> Task directions
Which of the lines below contain the string "capital"? Pull each one out of the data.

> Provided information
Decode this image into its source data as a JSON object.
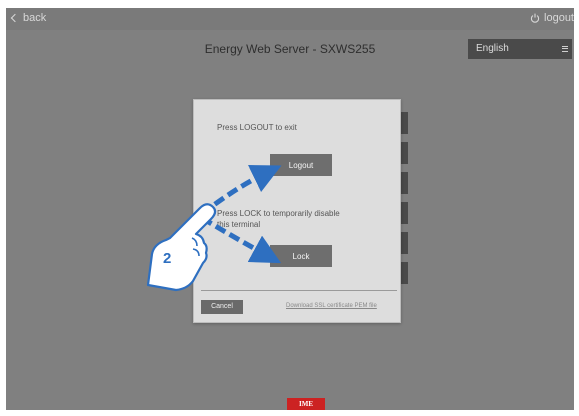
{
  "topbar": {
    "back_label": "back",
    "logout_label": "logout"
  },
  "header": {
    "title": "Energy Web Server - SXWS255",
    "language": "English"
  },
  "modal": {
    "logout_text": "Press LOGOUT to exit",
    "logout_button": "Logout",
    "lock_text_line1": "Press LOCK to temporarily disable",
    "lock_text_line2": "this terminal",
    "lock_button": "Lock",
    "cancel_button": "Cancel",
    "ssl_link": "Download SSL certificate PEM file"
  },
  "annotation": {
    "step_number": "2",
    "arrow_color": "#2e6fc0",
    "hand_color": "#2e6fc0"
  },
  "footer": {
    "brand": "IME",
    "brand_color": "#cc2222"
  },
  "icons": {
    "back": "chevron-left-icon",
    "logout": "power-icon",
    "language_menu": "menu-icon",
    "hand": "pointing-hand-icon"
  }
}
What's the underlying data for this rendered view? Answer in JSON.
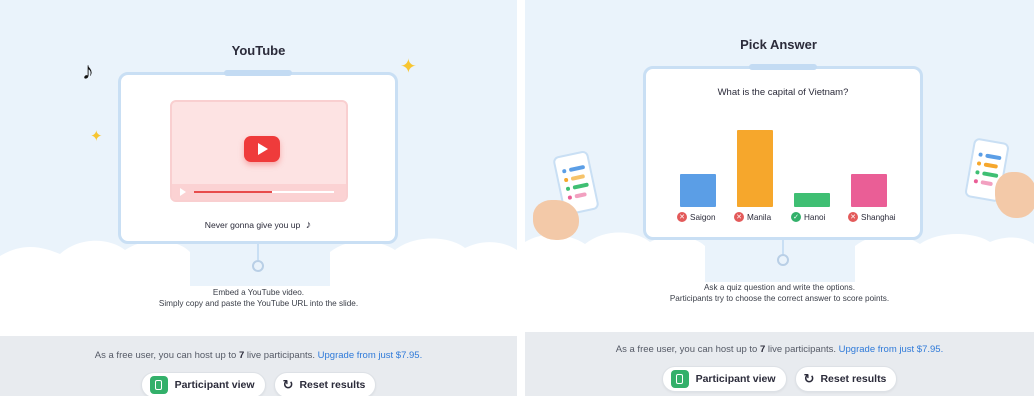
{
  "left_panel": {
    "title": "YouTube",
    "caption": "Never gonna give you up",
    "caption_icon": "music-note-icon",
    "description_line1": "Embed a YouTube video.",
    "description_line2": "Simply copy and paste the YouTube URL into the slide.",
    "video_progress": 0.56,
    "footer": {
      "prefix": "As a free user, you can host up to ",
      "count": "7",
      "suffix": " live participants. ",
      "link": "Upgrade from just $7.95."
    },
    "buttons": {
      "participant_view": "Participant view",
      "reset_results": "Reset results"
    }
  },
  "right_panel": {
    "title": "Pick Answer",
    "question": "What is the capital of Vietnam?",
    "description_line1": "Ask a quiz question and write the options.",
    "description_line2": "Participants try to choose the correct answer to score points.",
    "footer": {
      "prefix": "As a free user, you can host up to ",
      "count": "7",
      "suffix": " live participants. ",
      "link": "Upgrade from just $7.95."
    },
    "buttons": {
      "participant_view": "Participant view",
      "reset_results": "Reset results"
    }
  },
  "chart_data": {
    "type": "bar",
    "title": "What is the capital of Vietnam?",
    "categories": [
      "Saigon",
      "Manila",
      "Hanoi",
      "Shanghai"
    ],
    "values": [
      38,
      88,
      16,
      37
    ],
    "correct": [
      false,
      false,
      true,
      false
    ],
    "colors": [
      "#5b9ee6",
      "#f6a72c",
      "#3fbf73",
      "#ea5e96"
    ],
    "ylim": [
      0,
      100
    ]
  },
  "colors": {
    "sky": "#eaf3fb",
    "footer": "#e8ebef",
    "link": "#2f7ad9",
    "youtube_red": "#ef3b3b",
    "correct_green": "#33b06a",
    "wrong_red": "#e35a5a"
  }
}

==

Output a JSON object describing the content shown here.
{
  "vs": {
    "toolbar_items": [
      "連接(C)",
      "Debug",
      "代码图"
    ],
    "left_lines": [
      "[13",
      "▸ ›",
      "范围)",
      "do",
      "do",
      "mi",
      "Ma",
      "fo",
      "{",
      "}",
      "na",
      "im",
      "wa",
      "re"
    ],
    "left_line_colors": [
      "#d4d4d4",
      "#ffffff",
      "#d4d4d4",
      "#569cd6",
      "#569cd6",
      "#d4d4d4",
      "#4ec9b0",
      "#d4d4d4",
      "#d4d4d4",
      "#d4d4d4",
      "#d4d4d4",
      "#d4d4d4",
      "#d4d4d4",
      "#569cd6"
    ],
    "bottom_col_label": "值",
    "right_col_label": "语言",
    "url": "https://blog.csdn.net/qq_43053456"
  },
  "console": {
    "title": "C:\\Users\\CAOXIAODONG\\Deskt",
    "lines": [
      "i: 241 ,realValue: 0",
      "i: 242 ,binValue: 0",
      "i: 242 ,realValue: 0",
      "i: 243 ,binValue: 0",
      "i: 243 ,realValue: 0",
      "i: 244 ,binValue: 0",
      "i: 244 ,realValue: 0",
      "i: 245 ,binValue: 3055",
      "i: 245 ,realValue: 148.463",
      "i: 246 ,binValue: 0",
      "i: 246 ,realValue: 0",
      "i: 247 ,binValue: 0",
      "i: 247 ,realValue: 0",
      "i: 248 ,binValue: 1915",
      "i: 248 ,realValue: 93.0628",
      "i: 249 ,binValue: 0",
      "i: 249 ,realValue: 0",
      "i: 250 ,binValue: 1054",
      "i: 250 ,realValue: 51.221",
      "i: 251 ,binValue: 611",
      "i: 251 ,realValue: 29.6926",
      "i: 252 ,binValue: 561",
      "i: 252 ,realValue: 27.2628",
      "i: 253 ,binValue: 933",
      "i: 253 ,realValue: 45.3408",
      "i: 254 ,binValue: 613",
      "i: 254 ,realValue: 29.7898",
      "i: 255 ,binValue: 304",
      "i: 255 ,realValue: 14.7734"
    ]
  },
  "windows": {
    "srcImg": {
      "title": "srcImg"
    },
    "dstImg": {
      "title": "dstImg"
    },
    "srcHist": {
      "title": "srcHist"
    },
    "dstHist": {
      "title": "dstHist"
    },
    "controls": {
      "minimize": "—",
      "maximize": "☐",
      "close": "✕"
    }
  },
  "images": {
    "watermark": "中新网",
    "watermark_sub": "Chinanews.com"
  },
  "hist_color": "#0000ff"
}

> Exercise result
    "question": "What is the capital of Vietnam?",
    "title": "What is the capital of Vietnam?",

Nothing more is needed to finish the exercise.